Students regularly review professors when submitting course evaluations. It must be noted, however, the people tend only to submit reviews when they have something to complain about. Additionally, many students rush through course evaluations in order to receive their grades earlier.

Department chairs play a limited role in overseeing department members, including through salary increase recommendations and course scheduling. Few additional formal procedures exist.

Brandeis administrators and faculty are generally content with the tenure process.

“When you start with the strength that we start with, the fact of the matter is the problems are extraordinarily rare,” Provost Steve Goldstein told The Hoot in a sit-down interview last month. “I feel like I’ve been given a gift with bows on top. This is an extraordinarily powerful faculty.”

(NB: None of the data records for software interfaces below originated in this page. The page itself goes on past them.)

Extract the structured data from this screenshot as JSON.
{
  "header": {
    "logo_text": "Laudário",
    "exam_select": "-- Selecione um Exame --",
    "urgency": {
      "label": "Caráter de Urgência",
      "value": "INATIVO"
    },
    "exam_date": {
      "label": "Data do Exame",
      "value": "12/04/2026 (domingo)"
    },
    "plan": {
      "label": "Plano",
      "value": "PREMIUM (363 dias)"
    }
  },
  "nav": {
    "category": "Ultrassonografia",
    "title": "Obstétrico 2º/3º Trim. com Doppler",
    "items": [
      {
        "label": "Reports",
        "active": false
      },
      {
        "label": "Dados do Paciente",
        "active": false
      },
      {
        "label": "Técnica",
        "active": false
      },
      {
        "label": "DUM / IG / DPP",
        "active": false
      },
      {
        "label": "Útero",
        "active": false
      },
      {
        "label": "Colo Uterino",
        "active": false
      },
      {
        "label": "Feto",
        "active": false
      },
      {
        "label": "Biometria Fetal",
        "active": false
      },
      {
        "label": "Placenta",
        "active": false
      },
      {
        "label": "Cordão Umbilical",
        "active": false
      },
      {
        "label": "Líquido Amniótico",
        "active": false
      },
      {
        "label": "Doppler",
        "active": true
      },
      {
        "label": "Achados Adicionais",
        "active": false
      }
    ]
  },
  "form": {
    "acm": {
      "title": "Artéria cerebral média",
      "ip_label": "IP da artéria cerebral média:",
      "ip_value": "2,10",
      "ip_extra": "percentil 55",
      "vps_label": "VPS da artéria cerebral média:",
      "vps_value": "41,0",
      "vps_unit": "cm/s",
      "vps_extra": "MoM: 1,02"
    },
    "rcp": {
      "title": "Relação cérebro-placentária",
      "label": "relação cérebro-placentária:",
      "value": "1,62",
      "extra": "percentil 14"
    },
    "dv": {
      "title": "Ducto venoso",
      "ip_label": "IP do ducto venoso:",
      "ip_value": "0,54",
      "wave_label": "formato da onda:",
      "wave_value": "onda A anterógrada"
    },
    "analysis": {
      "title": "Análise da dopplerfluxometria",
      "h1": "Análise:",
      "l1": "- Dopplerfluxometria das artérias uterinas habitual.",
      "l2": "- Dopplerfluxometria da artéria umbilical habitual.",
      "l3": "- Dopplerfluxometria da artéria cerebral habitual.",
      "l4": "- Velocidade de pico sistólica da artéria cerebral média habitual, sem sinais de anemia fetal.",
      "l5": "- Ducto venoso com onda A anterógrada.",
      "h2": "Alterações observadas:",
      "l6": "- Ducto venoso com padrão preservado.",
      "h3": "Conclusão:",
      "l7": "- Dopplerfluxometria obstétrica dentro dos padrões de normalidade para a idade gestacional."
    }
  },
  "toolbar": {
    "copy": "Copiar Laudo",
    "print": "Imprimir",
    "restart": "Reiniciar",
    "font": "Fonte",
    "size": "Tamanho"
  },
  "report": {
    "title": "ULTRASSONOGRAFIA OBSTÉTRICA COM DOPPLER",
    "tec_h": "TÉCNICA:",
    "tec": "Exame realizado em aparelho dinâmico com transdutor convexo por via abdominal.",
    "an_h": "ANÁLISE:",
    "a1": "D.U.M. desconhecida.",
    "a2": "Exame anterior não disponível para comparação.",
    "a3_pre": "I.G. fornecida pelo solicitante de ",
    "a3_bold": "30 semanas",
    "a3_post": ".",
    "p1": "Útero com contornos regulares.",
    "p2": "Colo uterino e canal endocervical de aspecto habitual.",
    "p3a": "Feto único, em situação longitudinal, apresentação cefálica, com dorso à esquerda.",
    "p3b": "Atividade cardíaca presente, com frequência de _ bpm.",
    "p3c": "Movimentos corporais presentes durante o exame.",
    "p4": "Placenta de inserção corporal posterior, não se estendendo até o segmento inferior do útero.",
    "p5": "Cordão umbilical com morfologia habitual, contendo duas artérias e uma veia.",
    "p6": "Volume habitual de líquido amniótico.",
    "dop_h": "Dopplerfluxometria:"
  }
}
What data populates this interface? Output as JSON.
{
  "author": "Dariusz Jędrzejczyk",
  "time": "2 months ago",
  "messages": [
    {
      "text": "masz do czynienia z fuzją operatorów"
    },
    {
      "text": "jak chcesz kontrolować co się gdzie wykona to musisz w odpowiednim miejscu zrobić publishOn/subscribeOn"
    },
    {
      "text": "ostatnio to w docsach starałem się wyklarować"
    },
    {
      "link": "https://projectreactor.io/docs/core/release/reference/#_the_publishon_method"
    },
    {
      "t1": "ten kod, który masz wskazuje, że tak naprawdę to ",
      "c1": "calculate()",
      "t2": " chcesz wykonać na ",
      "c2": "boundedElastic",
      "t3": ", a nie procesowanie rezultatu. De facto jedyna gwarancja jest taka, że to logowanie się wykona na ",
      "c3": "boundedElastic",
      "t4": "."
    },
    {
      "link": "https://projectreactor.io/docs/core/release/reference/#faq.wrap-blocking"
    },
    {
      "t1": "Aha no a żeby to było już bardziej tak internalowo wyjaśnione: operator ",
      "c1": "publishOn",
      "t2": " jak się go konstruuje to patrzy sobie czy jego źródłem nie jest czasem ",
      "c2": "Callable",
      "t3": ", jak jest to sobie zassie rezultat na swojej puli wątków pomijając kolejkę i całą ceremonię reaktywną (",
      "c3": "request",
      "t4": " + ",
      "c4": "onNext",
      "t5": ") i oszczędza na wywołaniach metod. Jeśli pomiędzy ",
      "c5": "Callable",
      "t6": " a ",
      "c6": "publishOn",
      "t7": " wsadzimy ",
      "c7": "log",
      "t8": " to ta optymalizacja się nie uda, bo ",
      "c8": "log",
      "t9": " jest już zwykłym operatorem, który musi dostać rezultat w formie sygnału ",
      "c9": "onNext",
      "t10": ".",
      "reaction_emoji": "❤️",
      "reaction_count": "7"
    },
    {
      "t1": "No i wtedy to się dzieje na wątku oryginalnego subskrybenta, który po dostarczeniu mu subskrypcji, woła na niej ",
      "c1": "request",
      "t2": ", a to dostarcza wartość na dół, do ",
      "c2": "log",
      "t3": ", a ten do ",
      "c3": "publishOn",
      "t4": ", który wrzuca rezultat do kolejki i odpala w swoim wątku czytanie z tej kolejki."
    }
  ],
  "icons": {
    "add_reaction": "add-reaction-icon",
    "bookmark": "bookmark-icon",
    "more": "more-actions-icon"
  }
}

But faculty could certainly be subject to peer reviews. They should also be held accountable for updating their curriculum. Courses often have variable requirements, and faculty should be able to answer why some courses can have four exams while others have just one paper.

Students should have a clearer sense of where to turn when they have complaints.

In a Hoot survey, students were generally unsure, answering on average that they were somewhat aware of how to lodge a formal complaint against an instructor.

Faculty should also be reviewed for their teaching styles. Professors should not be given latitude when it comes to disorganization or confusing teaching styles.

We do not accept Goldstein’s argument that the process of acquiring faculty necessarily means faculty continue through their entire careers to produce at the same level as during their tenure review process. We call for more reviews of professors throughout their Brandeis careers.